The woes, in accord with Jewish teaching, are:
1) wars, earthquakes and famines, “the beginning of travail”;
2) the great tribulation;
3) commotions among the heavenly bodies.

Matthew and Mark introduced a number of passages consistent with the rising tensions of apocalyticism. The image of a people, harassed and helpless without a shepherd, present in Matthew 9:36; 25:32; 26:31; Mark 6:34 and 14:27 is absent from Luke. Consistent with this theme, both Matthew and Mark include “I will strike the shepherd, and the sheep will be scattered.” Matthew and Mark also added the verse “False messiahs and false prophets will arise and show signs and wonders, to lead astray, if possible, the elect.”

As Marcus points out, the Gospel of Mark can be understood only against the backdrop of the apocalyptic atmosphere of the Jewish rebellions of 66-73 C.E., during which the Roman army destroyed the Temple of Jerusalem (70 C.E.). In agreement, Theißen stated: “Mark was composed around 70, since the Jewish-Roman war (66-74 C.E.) is clearly reflected in the Gospel.” Der historische Jesus, 43.

The apocalypticism apparent in Matthew and Mark is an event subsequent to publication of Luke and is a product of the emergence of false prophets reflecting the circumstances from the mid-fifties CE to the end of the Jewish War as described by Josephus.

The fifth datable event is the “abomination of desolation.” Many modern scholars conclude that Matthew 24:15 and Mark 13:14 are prophecies vaticinium ex eventu relating to the siege and destruction of Jerusalem in 70 C.E. Matthew and Mark have used a Greek phrase which appears in 1 Macc. 1:54 pointing to the action of Antiochus Epiphanes who set up an altar and sacrificed swine on it around 167 B.C.E. If Matthew and Mark alluded to Maccabees and the conduct of Antiochus Epiphanes, then their prophecies of the “abomination of desolation” must have referred to its desecration by Titus' soldiers in sacrificing to their standards [Josephus, BJ 6.316.]. Whether Matthew and Mark are referring to the desecration by Titus' soldiers or the conduct of Florus or the conduct of the zealots in taking control of the Temple temporarily in 66 and permanently in 68, which Josephus speaks of in terms of its “pollution” (BJ 2.422-5; 4.147-92), is not important to the conclusion that Matthew and Mark are later than Luke.

Luke, because he is writing in the late 30s C.E., has not experienced the banditry, birth pangs, false messiahs and the abomination of desolation.

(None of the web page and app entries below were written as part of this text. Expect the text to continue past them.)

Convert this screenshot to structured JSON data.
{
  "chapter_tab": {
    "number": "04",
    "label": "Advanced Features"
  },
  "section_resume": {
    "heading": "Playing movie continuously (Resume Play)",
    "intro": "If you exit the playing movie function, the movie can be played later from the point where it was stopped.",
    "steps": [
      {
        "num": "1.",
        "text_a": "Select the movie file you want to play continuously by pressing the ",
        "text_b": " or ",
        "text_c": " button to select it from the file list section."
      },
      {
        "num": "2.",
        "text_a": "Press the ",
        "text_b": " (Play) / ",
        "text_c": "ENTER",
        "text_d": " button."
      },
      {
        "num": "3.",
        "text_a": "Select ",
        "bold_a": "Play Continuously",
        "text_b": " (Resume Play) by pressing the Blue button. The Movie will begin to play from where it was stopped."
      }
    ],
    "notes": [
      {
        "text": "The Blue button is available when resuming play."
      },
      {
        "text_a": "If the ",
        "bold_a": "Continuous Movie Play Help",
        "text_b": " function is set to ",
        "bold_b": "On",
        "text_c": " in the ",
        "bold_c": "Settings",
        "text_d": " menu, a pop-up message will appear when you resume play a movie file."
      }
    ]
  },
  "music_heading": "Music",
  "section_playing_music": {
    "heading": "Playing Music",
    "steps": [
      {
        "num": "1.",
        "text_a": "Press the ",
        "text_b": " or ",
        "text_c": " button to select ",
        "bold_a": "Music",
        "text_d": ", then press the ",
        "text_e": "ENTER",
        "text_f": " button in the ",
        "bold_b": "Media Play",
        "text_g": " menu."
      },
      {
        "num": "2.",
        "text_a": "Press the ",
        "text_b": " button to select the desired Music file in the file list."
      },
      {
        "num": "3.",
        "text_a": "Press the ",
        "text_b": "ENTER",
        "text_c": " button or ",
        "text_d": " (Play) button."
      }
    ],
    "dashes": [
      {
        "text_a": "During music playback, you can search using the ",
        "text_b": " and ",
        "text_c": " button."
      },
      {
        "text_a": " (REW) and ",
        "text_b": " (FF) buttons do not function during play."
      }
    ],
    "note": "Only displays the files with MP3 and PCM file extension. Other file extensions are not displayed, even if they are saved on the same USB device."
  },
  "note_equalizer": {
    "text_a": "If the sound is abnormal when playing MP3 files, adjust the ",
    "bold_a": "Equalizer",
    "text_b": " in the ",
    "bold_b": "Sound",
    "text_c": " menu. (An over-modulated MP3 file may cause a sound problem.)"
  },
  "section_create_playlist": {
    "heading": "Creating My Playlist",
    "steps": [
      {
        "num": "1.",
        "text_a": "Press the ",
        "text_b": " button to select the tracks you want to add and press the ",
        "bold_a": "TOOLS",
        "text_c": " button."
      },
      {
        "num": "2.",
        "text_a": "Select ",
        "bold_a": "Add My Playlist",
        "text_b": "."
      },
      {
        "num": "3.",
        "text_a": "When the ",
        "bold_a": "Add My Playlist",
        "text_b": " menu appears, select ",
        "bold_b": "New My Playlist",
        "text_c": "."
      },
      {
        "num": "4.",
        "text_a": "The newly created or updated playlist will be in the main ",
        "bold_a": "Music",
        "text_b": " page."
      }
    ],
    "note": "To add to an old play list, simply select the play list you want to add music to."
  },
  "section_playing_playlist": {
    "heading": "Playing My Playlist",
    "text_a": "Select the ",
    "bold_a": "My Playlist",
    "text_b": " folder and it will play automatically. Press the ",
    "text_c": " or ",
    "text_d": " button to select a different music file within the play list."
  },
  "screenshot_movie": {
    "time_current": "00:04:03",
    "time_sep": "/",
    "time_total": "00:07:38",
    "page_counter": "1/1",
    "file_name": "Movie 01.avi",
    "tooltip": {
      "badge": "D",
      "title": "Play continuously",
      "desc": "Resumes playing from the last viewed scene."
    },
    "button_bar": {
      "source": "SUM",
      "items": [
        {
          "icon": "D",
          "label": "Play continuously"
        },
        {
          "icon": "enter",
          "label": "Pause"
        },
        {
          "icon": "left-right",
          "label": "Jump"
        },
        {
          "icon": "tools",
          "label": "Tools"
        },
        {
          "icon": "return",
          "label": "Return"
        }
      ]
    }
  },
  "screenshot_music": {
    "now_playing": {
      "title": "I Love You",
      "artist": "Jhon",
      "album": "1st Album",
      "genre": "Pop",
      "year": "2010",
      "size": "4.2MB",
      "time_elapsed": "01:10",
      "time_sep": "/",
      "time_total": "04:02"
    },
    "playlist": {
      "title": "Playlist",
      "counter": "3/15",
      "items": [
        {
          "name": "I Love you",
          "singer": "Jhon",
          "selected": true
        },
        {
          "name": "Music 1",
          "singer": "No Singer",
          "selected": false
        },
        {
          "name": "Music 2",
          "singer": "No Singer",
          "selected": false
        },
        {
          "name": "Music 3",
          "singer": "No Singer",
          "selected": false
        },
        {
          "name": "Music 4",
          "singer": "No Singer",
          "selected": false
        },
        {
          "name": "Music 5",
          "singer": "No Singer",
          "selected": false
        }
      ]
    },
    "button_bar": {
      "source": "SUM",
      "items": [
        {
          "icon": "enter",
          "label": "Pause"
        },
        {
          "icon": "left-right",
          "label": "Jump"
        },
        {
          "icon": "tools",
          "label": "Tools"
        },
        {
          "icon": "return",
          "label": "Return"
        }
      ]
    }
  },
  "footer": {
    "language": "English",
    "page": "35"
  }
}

Matthew included the birth pangs using Micah as his source. Matthew and Mark has experienced the banditry, false messiahs and the abomination of desolation and included the birth-pangs in his gospel These are datable events occurring subsequent to the publication of the Gospel of Luke. The followers of Jesus have already experienced new life. The kingdom of God has already arrived for them. They do not have to witness the fall of Jerusalem to experience the beginning of the new age.

Copyrighted 2011

Labels: ,